According to The Fournaise Group, “Eighty percent of CEOs admit they do not really trust and are not very impressed by the work done by marketers. Fournaise goes on to say that CEOs believe marketers don’t think enough like business people, focusing too much on the creative (The Fournaise Group, Global Marketing Effectiveness Program Survey, 2013). Ouch! Without hard numbers behind them making it possible to strategize, execute and measure success, it’s no wonder that financial institution marketers have a difficult time convincing colleagues of their value, rationalizing budget requests and getting the marketing dollars they deserve. To overcome this challenge, marketers need data — real numbers to support their efforts to attract the right prospects, keep the right account holders and grow the institution’s bottom line. What’s standing in the way? It’s not a data deficit. Marketers have access to tons of data. Rather, it’s a “better data” deficit. In many cases, the data that marketers have isn’t the data they really need, and their data analysis isn’t telling them what they really need to know. To get connected to the “financial realities,” you need to bridge the gap between what you already know and what you need to know to make your efforts most effective. Here are three examples.download pdf
What marketers need isn't more data but better data. How to make improvements in your "better data deficit".
A recent study by the Fournaise Group indicates that CEOs are not comfortable with the business acumen or the use of quantitative analytics by CMOs in creating and building marketing...

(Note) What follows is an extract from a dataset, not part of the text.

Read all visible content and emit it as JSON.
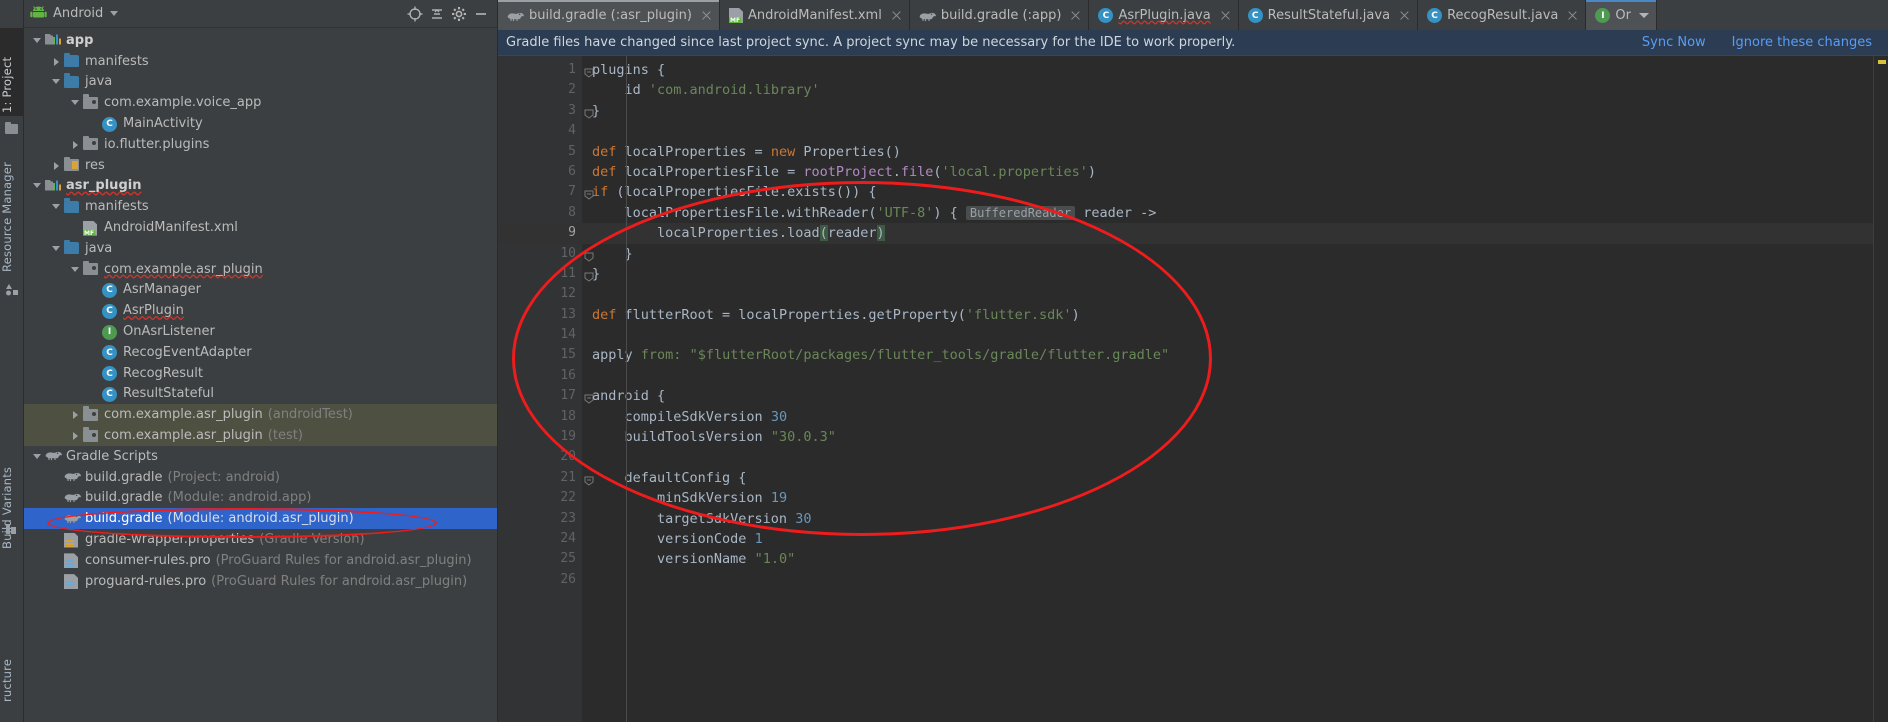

When we asked about measurement in our annual survey, we found that measuring ROMI has reached a near universal adoption rate: 94 percent of financial services marketers are measuring their ROMI, up from 71 percent in 2015. Yet, a majority of respondents are not maximizing their use of data and analytics, despite the fact that 98 percent say they rely on data and metrics to some extent to drive their marketing plans.